The Third Stage of Pacing Awareness: The Shrinking Violet

It takes time and practice to learn how to pace efficiently. But sometimes, being too good at pacing can actually backfire and hinder an athlete from maintaining their full potential. ‘The Shrinking Violet’ is an athlete who has become so efficient at their pacing that they often underpace a workout and leave too much in the tank. These athletes typically know their numbers so well that they can tell you how many RPMs they should complete any Assault bike workout at, how many minutes they should rest between heavy squat sets, and how many sets of handstand push-ups they should do during a long chipper workout.

This knowledge isn’t necessarily bad, but it can prevent the athlete from working out at their full capacity – they stay away from ‘redlining’ and therefore are no longer aware of what a truly difficult pace is for them. Here are a couple strategies to help you learn how to pace outside of your comfort zone:
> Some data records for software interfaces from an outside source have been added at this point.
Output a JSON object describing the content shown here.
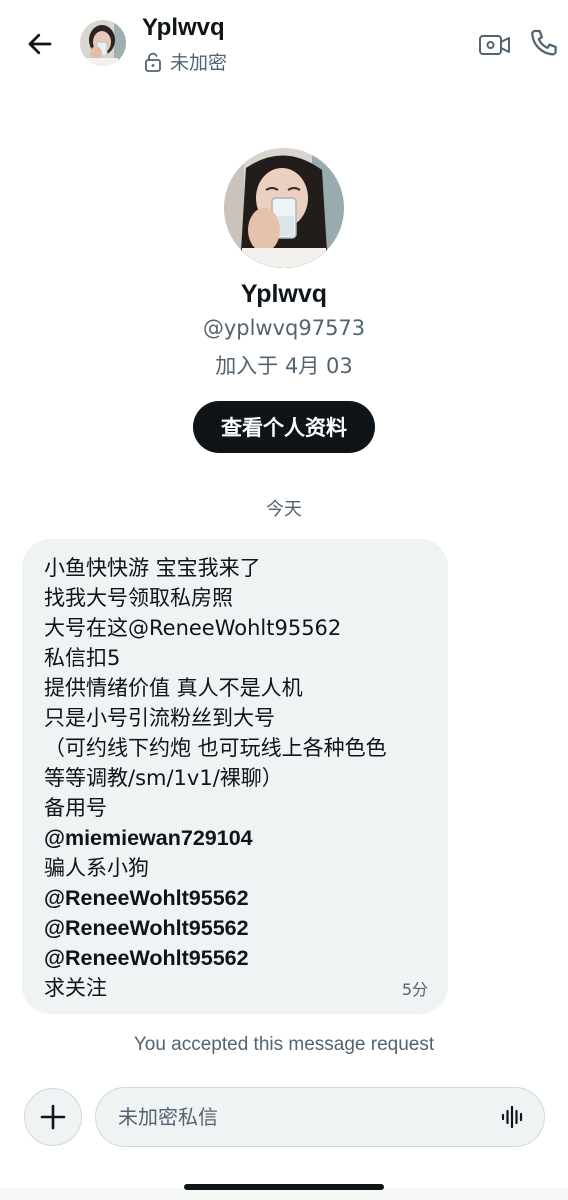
{
  "header": {
    "name": "Yplwvq",
    "encryption_status": "未加密"
  },
  "profile": {
    "name": "Yplwvq",
    "handle": "@yplwvq97573",
    "joined": "加入于 4月 03",
    "view_profile_label": "查看个人资料"
  },
  "date_separator": "今天",
  "message": {
    "lines": [
      "小鱼快快游 宝宝我来了",
      "找我大号领取私房照",
      "大号在这@ReneeWohlt95562",
      "私信扣5",
      "提供情绪价值 真人不是人机",
      "只是小号引流粉丝到大号",
      "（可约线下约炮 也可玩线上各种色色",
      "等等调教/sm/1v1/裸聊）",
      "备用号",
      "@miemiewan729104",
      "骗人系小狗",
      "@ReneeWohlt95562",
      "@ReneeWohlt95562",
      "@ReneeWohlt95562",
      "求关注"
    ],
    "time": "5分"
  },
  "accepted_note": "You accepted this message request",
  "composer": {
    "placeholder": "未加密私信"
  },
  "icons": {
    "back": "arrow-left-icon",
    "lock": "unlock-icon",
    "video": "video-camera-icon",
    "phone": "phone-icon",
    "add": "plus-icon",
    "voice": "voice-waveform-icon"
  },
  "colors": {
    "text_primary": "#0f1419",
    "text_secondary": "#536471",
    "bubble_bg": "#eff3f4",
    "button_bg": "#0f1419"
  }
}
Option 1: Pre-determine a specific pace to hit on the machines or how quickly to cycle certain movements. 

Example: if you consistently bike at 63 RPMs, then try something like the following workout but at a higher-than-normal RPMs.

  • 10 rounds:
    • 6 burpees to a 6” target
    • 8 kb swings (70/53)
    • 10 Assault bike calories

The goal of this workout would be to move smoothly and efficiently through the burpees and kettlebell swings and then maintain 65+ RPMs for each round on the bike. This will push you outside of your comfort zone and will probably hurt a lot more than you are used to, and may even result in you blowing up, but it will give you an opportunity to test just where your capacity lies and recalculate if necessary.

Option 2: Regularly include “messy” CrossFit workouts in your training. 

Sometimes it’s easy to spend too much time focusing on building up one’s capacity in running or rowing, strict gymnastics, or barbell cycling, but then shying away from incorporating all of these components together in classic CrossFit-style workouts. Sometimes the simplest couplets or triplets can be the most painful and effective. Take the following workout for example:

  • 10 min AMRAP:
    • 3-6-9-12…power cleans (115/75)
    • 4-8-12-16…bar-facing burpees

This is a great way to practice working outside of your comfort zone because even if you start off pacing this workout well, it will start to get uncomfortable and you will have to adjust your pacing strategy based on how you feel. 



Categories: WOD